— WORK TO COMPLETE —
Reproduce the data in full, exactly as it appears.

— Entries from a dataset of interfaces —

· · · · ·

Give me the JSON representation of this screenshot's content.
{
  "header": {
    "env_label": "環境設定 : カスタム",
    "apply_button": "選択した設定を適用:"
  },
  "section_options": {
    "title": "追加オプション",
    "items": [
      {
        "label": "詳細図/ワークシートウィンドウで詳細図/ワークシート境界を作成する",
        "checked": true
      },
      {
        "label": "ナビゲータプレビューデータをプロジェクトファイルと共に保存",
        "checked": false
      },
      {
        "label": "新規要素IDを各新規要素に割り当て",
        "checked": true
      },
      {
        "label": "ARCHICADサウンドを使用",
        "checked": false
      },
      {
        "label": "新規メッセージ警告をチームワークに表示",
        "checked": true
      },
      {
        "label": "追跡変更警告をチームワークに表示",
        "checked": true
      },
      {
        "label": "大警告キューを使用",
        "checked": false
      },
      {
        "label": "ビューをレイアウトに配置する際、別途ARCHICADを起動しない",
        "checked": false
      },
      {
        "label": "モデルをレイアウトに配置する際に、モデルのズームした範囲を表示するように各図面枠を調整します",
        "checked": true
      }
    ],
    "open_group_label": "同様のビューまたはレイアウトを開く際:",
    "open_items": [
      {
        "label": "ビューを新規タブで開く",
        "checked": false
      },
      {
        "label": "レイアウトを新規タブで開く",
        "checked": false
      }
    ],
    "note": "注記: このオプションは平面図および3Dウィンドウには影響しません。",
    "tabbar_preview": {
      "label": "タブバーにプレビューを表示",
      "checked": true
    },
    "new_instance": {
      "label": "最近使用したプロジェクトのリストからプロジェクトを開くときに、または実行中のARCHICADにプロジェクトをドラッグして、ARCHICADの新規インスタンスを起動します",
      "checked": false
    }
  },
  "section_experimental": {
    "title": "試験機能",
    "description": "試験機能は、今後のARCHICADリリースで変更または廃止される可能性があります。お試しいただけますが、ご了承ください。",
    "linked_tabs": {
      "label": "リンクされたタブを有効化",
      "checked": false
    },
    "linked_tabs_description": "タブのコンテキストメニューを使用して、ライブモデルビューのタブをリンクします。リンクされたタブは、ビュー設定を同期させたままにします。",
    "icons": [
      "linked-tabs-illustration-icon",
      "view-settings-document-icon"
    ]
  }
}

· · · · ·

— YOUR RESPONSE —
Give me the JSON representation of this screenshot's content.
{
  "header": {
    "env_label": "環境設定 : カスタム",
    "apply_button": "選択した設定を適用:"
  },
  "section_options": {
    "title": "追加オプション",
    "items": [
      {
        "label": "詳細図/ワークシートウィンドウで詳細図/ワークシート境界を作成する",
        "checked": true
      },
      {
        "label": "ナビゲータプレビューデータをプロジェクトファイルと共に保存",
        "checked": false
      },
      {
        "label": "新規要素IDを各新規要素に割り当て",
        "checked": true
      },
      {
        "label": "ARCHICADサウンドを使用",
        "checked": false
      },
      {
        "label": "新規メッセージ警告をチームワークに表示",
        "checked": true
      },
      {
        "label": "追跡変更警告をチームワークに表示",
        "checked": true
      },
      {
        "label": "大警告キューを使用",
        "checked": false
      },
      {
        "label": "ビューをレイアウトに配置する際、別途ARCHICADを起動しない",
        "checked": false
      },
      {
        "label": "モデルをレイアウトに配置する際に、モデルのズームした範囲を表示するように各図面枠を調整します",
        "checked": true
      }
    ],
    "open_group_label": "同様のビューまたはレイアウトを開く際:",
    "open_items": [
      {
        "label": "ビューを新規タブで開く",
        "checked": false
      },
      {
        "label": "レイアウトを新規タブで開く",
        "checked": false
      }
    ],
    "note": "注記: このオプションは平面図および3Dウィンドウには影響しません。",
    "tabbar_preview": {
      "label": "タブバーにプレビューを表示",
      "checked": true
    },
    "new_instance": {
      "label": "最近使用したプロジェクトのリストからプロジェクトを開くときに、または実行中のARCHICADにプロジェクトをドラッグして、ARCHICADの新規インスタンスを起動します",
      "checked": false
    }
  },
  "section_experimental": {
    "title": "試験機能",
    "description": "試験機能は、今後のARCHICADリリースで変更または廃止される可能性があります。お試しいただけますが、ご了承ください。",
    "linked_tabs": {
      "label": "リンクされたタブを有効化",
      "checked": false
    },
    "linked_tabs_description": "タブのコンテキストメニューを使用して、ライブモデルビューのタブをリンクします。リンクされたタブは、ビュー設定を同期させたままにします。",
    "icons": [
      "linked-tabs-illustration-icon",
      "view-settings-document-icon"
    ]
  }
}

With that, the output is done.